Is it just me, or has Wooton's voice changed a bit? He seems to have a more raspy, less silly, edge to his voice these days. But he is still silly. A little too silly. I know he's supposed to be the stereotypical fun-loving, somewhat absentminded, joke-telling, but good role-model character, but I'd like to see the serious side of him once in a while. We did see a little glimpse back into that old, somber side of him when he was faced with a hard decision in the episode, but then he was quickly back to silliness. There was a perfect balance when we had Grady. But now Wooton doesn't really have anybody that he's talking and relating with on a regular basis (unless you want to count Penny, but what kind of an influence on his character has she been?), so we only see him as a flat, one-sided, silly, barely-adult character who is merely there for laughs. Yes, he had a fairly major part in this episode, and we did see a side of him we haven't really seen before (Sunday School teacher), but I was more than a little dissatisfied with him.

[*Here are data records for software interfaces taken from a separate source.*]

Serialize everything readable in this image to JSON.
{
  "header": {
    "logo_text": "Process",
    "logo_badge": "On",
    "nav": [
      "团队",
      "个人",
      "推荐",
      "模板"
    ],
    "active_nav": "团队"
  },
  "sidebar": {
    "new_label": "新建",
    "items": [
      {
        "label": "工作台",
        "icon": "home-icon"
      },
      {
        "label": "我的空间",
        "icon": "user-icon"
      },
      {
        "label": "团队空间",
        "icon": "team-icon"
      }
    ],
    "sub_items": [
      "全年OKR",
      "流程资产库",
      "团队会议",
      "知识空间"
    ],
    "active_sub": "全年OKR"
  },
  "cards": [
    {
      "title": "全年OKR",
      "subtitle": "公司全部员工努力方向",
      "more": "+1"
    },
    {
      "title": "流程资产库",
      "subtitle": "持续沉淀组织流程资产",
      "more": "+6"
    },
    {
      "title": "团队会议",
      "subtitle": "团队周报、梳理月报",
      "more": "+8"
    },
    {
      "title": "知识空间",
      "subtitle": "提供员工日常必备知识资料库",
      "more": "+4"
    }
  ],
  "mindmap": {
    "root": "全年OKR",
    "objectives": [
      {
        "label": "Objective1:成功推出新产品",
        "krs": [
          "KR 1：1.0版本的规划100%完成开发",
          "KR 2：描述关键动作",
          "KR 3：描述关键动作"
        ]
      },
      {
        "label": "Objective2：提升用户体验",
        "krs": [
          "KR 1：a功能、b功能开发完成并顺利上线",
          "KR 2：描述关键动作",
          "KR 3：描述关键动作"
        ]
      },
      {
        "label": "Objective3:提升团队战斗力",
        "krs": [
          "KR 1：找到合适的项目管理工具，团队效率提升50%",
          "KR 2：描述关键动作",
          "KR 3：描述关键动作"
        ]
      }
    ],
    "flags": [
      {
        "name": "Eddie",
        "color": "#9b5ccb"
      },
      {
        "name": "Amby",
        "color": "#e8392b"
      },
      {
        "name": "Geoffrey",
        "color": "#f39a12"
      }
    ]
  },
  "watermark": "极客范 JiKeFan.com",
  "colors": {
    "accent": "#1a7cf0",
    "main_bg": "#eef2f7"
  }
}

The scene with Olivia and her dad was really powerful. I think that's the first time since Always with Ben Shepherd and Aubrey that there's been a real, heart-to-heart, father-daughter talk, let alone one that I felt emotionally connected with. And the music in that scene was amazing; it really added to the poignant atmosphere of the situation. I loved how Scripture was the teaching factor, and not merely words of wisdom from Whit, or worse, a brief lecture from Chris at the end of the show. I honestly think this show had the best moral and the best teaching moments of any show since the relaunch. I very much hope that there will be many more episodes like this to come.

So, that's my review. It was certainly shorter than my GRC reviews, but it was one of my longer ones. I enjoyed writing it, so I hope you enjoyed reading it. Please tell me what you thought about the review, and especially what your reaction to the episode was. Did you like it as much as I did or not? What'd you think about Olivia's new voice? Was Wooton a nice or annoying addition to the heart of the episode?

Rating: 9.5/10 stars.

Be sure to be back next week when I, Lord-willing, review A Penny Saved, which, because it features Penny, I already have low expectations for. Maybe Paul McCusker will surprise me. :D